newsonjapan.com -- Sep 30
The term 'Robot' was invented exactly one hundred years ago, in the year 1920, to describe a fictional humanoid in the Czech play R.U.R. Heck, it's even older than that- there are myths dating back to ancient Greece about Hephaestus creating automatons and such.

Since then, Robots have become a mainstay of science fiction stories, from the works of Issac Asimov to George Lucas' 'Star Wars'.

The idea of an artificial human has fascinated writers since it's inception. After all, if we can make a metal man, what then is a man? What does it mean to be alive? What does it mean to be human? Is a robot a machine that pretends to be human, or is it a new life-form altogether?

Well, I don't have any of the answers to that, but I do know that people have been trying to make robots a reality for decades. We've made progress too. Factories use robotic appendages to create products and devices. Amazon uses robot drones to deliver packages to your doorstep. You can buy a Roomba right now to vacuum your floor for you. Bots can be made to wing games at FairGo casino logins. Still, we're a long way off from C-3PO.

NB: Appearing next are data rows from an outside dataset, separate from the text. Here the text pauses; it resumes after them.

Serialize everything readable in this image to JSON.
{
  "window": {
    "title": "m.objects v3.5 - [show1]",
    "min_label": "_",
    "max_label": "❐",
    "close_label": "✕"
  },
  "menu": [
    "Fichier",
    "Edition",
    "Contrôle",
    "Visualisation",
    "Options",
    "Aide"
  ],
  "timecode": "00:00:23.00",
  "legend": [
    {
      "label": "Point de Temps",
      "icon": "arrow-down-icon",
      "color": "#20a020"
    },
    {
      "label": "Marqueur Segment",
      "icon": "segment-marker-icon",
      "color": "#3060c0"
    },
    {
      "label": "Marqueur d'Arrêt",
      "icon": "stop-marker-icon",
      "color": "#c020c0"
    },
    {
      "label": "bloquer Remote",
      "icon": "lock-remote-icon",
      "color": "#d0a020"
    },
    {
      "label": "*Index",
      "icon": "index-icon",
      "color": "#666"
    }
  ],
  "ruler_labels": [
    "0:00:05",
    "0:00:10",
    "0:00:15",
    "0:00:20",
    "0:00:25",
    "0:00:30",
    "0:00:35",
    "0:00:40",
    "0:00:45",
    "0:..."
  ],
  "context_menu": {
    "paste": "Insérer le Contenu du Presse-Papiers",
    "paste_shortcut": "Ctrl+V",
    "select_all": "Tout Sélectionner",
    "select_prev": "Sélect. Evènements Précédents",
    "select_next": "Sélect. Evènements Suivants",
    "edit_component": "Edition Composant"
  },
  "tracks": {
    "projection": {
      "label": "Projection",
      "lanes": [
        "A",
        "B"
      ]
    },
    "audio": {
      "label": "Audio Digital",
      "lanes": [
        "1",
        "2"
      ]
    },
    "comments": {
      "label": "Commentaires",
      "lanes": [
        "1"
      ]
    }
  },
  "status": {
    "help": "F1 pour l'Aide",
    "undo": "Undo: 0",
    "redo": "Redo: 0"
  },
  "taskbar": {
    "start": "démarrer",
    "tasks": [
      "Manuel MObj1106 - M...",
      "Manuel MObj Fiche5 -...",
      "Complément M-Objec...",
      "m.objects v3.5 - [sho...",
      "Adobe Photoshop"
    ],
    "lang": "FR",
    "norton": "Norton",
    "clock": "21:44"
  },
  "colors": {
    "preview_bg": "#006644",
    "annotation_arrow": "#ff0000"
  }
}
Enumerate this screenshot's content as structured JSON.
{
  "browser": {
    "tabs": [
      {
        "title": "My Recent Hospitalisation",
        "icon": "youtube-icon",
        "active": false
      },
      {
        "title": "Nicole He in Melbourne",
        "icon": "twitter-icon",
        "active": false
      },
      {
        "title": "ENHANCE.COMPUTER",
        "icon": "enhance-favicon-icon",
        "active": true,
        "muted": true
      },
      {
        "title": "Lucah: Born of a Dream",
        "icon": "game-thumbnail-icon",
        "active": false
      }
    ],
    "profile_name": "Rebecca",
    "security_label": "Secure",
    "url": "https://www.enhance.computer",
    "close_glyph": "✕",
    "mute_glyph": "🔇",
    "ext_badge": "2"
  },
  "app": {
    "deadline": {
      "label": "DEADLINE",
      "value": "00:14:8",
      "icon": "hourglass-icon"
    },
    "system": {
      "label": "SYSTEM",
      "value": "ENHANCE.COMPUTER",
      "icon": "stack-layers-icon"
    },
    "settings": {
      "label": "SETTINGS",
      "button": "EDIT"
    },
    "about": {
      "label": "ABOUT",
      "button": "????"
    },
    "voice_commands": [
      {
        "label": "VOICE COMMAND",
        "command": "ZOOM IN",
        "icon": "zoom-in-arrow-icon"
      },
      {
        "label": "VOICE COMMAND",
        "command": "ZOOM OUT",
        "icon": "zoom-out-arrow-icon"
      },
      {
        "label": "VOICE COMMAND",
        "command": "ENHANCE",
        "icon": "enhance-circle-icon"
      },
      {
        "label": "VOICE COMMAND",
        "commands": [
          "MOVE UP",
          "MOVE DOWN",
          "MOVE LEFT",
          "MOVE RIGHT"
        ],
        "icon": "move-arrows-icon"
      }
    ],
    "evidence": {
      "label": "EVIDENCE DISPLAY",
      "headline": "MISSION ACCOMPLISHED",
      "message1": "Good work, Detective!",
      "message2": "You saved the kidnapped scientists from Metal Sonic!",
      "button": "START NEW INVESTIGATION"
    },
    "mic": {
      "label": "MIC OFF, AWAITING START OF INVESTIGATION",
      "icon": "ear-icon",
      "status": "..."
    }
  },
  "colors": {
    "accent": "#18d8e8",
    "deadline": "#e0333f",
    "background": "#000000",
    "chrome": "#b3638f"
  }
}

Or are we?

Artificial Intelligence

It's important to delineate between Robots and AI. While they are certainly related, they're not the same thing. Robots are a combination of coded rules and machinery created to give the robot a physical function out here in the real world. AI, as it's commonly used in computer science, is better defined as a Neural Network.

Neural Networks are advanced algorithms that can basically learn from its mistakes to accomplish difficult tasks. These algorithms run off the same principle as the infinite monkeys on infinite typewriters approach.

If the algorithm tries to do the same thing over and over again, eventually it'll write Shakespeare. However, that only makes that specific neural network good at doing that specific task. Google's DeepMind is pretty extraordinary by being capable of playing Chess, but Go, Dota, and even StarCraft at grandmaster levels. Could you take DeepMind and shove it inside a robot body?

No, because it's not designed to.

Social Distance Robots

Developing robot bodies is a monumental task, requiring electricians, mechanical engineers, programmers, and so on and so forth. Boston Dynamics have been working on their designs for years, and you can find videos about it on YouTube.

However, it's important to remember that the west isn't the only place developing advanced robots. Japan has been at the forefront of such technology for ages, from robotic pets, hotels, sex-dolls, and even a giant, working Gundam that is supposed to start walking around in October.

More relevantly, a Japanese Company called Seikatsu Kakumei Inc began selling robot servers for businesses, to help businesses stay open while reducing the risk of spreading the pandemic. The "digital teleportation robot", which sounds way cooler than it is, allows operators to control robots to interact with customers from a socially safe distance. The operators face is displayed in real-time, shops, showrooms, conventions, and the like are safer while still allowing customers to go out and interact with other people.

Company CEO Yuko Miyazawa said, “[robots] can bring people closer to a normal state of communication. Being holed up in a room is unnatural for human beings.”

This isn't science fiction. These robots are currently in use in businesses across Japan. AquaraHome Co. is using these robots to tour potential buyers and clients around houses. The Galley Seafood & Grill restaurant uses two robot waiters to serve food.

Obviously, they aren't the only robotics company looking to get into this market. Telexistance, another robotics company, is using its own robot to stock shelves in a FamilyMart store. Their robot is operated by a pilot using Virtual Reality to control the robot.

Robots aren't just for businesses either. Romotta specializes in rentable robots, for both people and businesses. According to Romotto CEO Yukinori Izumi, ninety percent of the company's individual customers are women in their 20s to 60s, and they love Aibo the playful robot dog, and RoBoHon, an adorable little humanoid. Izumi attributes this to the difference in how men and women perceive robots.

“Men tend to look at robots as hardware, so they are only concerned with their specifications. But women see them as like a pet, or as a companion when they're lonely at home.” Izumi said.

While we're still a while off from personal C-3POs and Commander Data, robots are rapidly advancing and are being incorporated into everyday life. More and more companies are looking at robots like these and realizing that they're safer, cheaper, and just as efficient as traditional staff. The world of tomorrow is coming ever closer, and it's super exciting.